(Dataset rows describing interfaces)
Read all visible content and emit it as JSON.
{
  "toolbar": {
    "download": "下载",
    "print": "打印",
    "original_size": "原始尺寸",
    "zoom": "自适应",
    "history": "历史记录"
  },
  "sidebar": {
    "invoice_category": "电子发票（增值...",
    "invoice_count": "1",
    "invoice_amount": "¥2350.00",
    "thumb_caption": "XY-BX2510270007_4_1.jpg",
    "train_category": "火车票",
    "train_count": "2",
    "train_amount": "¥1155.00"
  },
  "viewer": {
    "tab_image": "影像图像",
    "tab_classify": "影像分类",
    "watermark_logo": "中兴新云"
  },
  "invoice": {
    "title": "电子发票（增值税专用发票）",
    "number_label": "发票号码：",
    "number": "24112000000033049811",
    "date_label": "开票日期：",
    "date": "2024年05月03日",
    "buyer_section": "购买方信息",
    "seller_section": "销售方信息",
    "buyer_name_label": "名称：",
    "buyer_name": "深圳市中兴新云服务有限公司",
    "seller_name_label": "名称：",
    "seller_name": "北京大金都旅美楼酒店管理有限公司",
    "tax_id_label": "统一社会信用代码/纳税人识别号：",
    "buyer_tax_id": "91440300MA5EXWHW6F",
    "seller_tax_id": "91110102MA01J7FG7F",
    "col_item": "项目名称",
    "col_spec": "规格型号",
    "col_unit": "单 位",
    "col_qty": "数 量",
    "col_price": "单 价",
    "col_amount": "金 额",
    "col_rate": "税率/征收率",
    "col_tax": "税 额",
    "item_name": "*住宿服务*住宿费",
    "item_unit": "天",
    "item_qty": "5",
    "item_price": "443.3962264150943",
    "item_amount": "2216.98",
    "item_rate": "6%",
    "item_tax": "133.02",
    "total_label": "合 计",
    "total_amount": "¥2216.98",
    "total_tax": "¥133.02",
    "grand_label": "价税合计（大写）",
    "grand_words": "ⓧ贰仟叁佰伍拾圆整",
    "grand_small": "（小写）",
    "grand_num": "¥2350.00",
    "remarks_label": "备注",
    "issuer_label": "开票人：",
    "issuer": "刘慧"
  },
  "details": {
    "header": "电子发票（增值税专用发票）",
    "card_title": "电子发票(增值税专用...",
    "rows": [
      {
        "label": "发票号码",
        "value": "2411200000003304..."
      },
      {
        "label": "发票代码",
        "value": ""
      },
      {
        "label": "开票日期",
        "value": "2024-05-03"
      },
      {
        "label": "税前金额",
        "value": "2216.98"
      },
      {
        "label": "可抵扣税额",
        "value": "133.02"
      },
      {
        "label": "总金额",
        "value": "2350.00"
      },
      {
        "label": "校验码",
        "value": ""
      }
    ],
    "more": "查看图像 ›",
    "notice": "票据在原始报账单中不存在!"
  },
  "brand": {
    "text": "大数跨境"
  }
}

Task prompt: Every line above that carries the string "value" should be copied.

Exercise response:
        "value": "2411200000003304..."
        "value": ""
        "value": "2024-05-03"
        "value": "2216.98"
        "value": "133.02"
        "value": "2350.00"
        "value": ""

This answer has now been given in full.